The Preston Model
Over the past six years, CLES has been working with Preston City Council and a number of other partners to retain and build local wealth in Preston.
The impact of this work has been significant, attracting the attention of national media and policy makers, including an article published today by The Guardian.
CLES Chief Executive Neil McInroy and Senior Researcher Victoria Bettany have been invited to speak at a conference dedicated to community wealth building, focusing on CLES’ work in Preston.
Their session will be chaired by CLES’ Amy Clancy, and it is one of a series of sessions which will explore how to use levers such as procurement, insourcing, setting up local banks, and energy generation to revitalise local economies and strengthen economic democracy. Other speakers include John McDonnell, Shadow Chancellor; Aditya Chakrabortty, Guardian senior economics correspondent; and Ted Howard, Democracy Collaborative.
What is Community Wealth Building, why is it important, and what has CLES been doing about it?
Over the past 10 years, CLES has amassed a body of work around Community Wealth Building and Anchor Organisations in Greater Manchester, Preston, Birmingham and 11 cities across Europe. This pioneering work is focused on building an economy where wealth – including the spend of local anchor organisations – is recirculated locally for the benefit of local communities.
Neil McInroy, CLES’ CEO, joins actor and political activist Michael Sheen and Shadow Chancellor John McDonnell to chair round table on the innovative work of Preston City Council and its partners around community wealth building.
Over the past three and a half years CLES, has worked collaboratively with Preston City Council and six other anchor institutions to put into practice progressive economics that truly benefits people and place. Now known as the ‘Preston Model’, the programme is succeeding in developing the local economy in Preston and the surrounding areas in Lancashire, through strengthening local supply chains and increasing the number of local jobs. The achievements have been published in a recent report by CLES, Community wealth building through anchor institutions.

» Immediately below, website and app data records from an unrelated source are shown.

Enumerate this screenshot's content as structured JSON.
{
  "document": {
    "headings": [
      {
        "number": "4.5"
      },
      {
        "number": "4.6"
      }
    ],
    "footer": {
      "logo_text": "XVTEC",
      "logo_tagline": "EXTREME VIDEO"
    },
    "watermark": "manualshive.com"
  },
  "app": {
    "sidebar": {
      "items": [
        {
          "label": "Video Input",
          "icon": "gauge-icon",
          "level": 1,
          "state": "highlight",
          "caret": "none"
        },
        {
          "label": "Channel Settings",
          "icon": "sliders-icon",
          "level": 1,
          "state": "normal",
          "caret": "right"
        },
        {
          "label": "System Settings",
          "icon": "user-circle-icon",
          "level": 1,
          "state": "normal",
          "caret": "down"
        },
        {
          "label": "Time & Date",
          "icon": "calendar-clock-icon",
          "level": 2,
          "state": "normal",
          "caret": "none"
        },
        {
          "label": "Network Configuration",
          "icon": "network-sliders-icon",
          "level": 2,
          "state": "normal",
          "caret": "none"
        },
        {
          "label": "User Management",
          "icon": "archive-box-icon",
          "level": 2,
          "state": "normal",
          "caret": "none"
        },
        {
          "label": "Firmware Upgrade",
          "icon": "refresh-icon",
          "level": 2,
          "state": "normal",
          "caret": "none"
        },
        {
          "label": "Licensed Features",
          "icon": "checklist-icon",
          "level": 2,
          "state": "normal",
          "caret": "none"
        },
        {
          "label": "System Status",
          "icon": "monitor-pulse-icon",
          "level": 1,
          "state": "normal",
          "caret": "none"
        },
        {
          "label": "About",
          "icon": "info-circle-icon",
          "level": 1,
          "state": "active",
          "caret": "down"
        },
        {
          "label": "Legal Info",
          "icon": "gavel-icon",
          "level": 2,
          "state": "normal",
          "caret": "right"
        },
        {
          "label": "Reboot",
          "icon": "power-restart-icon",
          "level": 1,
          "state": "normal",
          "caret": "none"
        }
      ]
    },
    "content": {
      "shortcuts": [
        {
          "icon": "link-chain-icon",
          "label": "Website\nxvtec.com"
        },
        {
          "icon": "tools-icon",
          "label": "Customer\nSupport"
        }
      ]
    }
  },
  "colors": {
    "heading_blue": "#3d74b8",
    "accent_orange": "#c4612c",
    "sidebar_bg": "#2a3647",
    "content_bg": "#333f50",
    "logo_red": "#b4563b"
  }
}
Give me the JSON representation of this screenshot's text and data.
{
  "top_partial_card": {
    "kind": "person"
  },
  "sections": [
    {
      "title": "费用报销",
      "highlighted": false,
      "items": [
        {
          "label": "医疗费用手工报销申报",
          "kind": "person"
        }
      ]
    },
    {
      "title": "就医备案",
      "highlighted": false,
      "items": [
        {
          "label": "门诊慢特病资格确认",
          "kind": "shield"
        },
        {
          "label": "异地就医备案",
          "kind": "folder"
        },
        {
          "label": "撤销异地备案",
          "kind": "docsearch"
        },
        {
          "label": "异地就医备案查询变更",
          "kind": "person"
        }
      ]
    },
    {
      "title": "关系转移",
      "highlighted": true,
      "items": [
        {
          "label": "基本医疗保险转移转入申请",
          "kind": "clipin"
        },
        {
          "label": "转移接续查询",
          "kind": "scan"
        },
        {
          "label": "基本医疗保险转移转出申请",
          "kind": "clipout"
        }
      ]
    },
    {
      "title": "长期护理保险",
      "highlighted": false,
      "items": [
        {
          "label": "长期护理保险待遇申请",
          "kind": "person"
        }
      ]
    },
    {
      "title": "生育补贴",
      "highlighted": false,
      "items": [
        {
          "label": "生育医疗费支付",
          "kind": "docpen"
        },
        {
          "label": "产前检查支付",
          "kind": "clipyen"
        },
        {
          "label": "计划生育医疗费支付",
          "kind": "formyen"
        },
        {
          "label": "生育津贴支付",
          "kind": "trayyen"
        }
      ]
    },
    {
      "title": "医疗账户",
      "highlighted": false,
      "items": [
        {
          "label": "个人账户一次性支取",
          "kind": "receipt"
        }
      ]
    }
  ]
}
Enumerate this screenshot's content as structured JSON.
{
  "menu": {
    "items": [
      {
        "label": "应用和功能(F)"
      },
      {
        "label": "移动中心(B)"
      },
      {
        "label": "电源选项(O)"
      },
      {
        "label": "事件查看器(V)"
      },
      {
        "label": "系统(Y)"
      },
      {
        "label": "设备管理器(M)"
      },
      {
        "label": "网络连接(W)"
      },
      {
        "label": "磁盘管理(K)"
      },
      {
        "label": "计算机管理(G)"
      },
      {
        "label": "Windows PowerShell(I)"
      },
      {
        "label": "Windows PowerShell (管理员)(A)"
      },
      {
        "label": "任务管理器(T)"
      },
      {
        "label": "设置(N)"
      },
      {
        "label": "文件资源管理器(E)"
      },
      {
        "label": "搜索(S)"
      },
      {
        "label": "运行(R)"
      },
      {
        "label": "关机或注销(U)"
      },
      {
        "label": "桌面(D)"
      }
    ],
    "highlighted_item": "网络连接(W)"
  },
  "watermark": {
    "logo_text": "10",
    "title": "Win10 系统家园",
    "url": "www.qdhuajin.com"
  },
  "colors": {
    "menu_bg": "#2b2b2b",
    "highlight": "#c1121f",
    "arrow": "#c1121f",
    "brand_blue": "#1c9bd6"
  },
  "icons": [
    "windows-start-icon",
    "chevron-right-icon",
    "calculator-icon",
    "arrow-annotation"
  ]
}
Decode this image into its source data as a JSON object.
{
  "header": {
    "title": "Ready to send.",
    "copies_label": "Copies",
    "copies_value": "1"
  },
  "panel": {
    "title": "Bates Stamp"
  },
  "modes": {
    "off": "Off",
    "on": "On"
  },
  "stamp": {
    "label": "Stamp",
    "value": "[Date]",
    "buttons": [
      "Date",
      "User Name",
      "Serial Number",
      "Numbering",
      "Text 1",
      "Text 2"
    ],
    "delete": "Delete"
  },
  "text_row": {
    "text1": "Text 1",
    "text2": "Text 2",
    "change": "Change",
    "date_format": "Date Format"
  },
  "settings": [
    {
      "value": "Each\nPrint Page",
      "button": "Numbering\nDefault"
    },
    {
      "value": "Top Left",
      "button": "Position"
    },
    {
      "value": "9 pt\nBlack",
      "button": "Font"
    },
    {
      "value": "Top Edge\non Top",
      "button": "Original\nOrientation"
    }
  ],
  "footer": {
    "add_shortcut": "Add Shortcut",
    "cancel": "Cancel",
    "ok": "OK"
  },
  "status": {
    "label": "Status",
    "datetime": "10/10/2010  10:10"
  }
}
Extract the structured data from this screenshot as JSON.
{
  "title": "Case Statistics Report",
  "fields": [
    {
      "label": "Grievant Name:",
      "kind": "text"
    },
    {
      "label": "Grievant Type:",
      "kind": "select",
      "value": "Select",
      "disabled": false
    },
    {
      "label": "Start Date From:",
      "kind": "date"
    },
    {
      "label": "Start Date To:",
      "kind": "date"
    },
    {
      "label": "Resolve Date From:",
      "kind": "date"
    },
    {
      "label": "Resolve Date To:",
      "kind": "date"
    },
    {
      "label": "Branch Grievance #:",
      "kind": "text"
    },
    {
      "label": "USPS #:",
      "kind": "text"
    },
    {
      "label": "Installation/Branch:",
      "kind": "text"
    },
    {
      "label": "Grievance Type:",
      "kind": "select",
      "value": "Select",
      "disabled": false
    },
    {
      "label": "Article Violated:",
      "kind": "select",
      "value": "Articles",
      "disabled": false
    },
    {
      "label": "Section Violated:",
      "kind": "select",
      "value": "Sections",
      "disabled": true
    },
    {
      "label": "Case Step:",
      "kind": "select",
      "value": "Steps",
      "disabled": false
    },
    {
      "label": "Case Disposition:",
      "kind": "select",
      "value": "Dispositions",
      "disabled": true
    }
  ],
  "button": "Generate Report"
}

As councils struggle with cuts, one Lancashire city adapted a pioneering grassroots approach from America to tackling inequality and keeping profits local.